Employees Terminated for Cause for Facebook Postings
A recent decision of the British Columbia Labour Relations Board ("BCLRB") upheld the terminations, for just cause, of two employees for their posting on Facebook of disrespectful, damaging and inappropriate comments about their co-workers and employer. It is believed to be the first clear Facebook firing case in Canada: Lougheed Imports Ltd. operating as West Coast Mazda doing business as West Coast Detail & Accessory Centre - and- United Food and Commercial Workers International Union, Local 1518.
The events that gave rise to the eventual termination of the employees arose just after the union had obtained certification. In fact, the very same day the employer learned of the successful certification it also learned that one of its employees ("J.T.") had posted a comment on Facebook that the employer considered to be threatening in nature. This prompted the employer to keep tabs on J.T.'s Facebook postings which became increasingly disrespectful, damaging and derogatory. The employer also followed the postings of another employee ("A.P.") which were also extremely derogatory about the employer and his supervisors. J.T. had been a key insider organizer of the union's campaign and A.P. was known to the employer to have been a supporter of the union's organizing efforts. J.T. had close to 100 Facebook friends and A.P. had 377 Facebook friends. Many of these friends were present and former employees of the employer.
The employer conducted an investigation with separate investigatory meetings for J.T. and A.P. In these meetings, the employees were represented by the union and provided with copies of the Facebook postings. At the outset of these meetings, the employer emphasized the importance of them being honest. In response to the employer's questions about the postings, both employees denied making them and stated that either they had left Facebook logged on at work so that anyone could have written the comments or their account had been hacked. The employer concluded its investigation and terminated them for cause on the basis that the comments were inappropriate and insubordinate and created a hostile work environment. The employer also noted that: the comments were of the nature that they were likely to damage the reputation and business interests of the employer; and that the employees had been dishonest in the course of the investigation.
The union filed a complaint with the BCLRB that the employer did not have proper cause to terminate their employment and that even if it did, the terminations were motivated at least in part by anti-union animus and therefore the employer had committed an unfair labour practice. The BCLRB disagreed, finding that:
- the employees' comments on Facebook were "very offensive, insulting and disrespectful" about supervisors or managers and that because the comments were made to other employees and former employees of the employer that were friends of J.T. and A.P. on Facebook, the comments were akin to comments made on the shop floor and therefore amounted to subordination and had been "used as a verbal weapon to degrade a Supervisor in front of others";

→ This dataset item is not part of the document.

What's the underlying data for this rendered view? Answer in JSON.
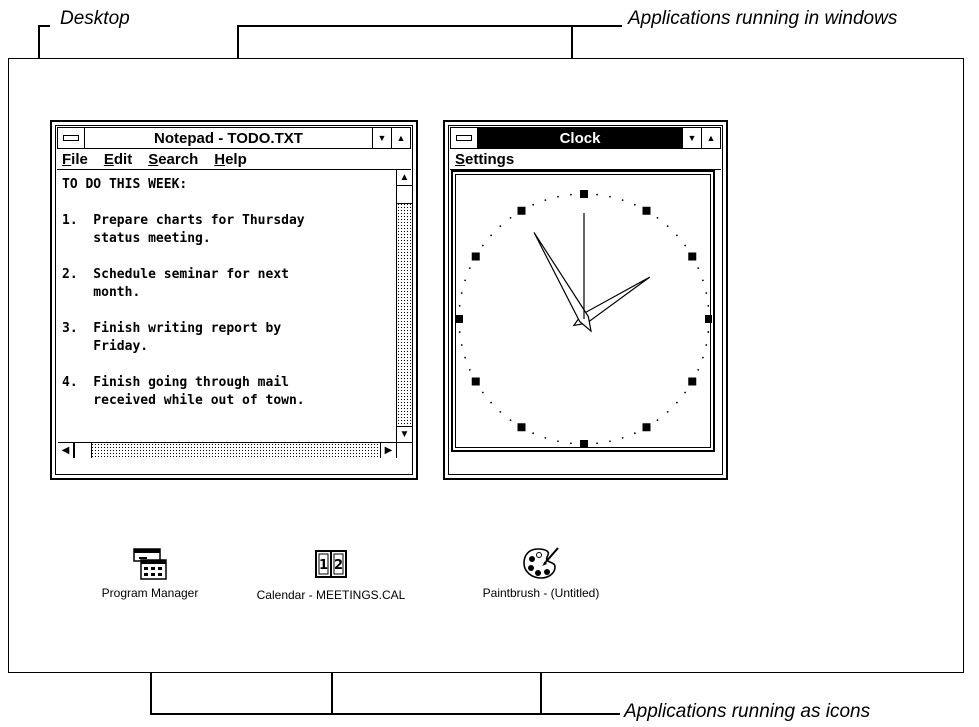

- the employees could not have a serious expectation of privacy when publishing comments on Facebook (even if the comments were made off-site during non-work hours);
- it did not matter that the employer did not have a policy or workplace rule prohibiting inappropriate postings on Facebook;
- the terminations were not motivated by anti-union animus. The fact that: the employer had not previously encountered such conduct; had conducted a proper investigation; and the postings amounted to serious insubordination outweighed the fact that the employees had no previous disciplinary record and were known by the employer to have been key supporters of the union; and
- the postings were egregious and compounded by the employee’s dishonesty in the course of the investigation such that termination was a proportional response.
This decision serves as a warning to employees that there should be no reasonable expectation of privacy in relation to social media postings that are work-related and that imprudent postings could adversely affect their employment.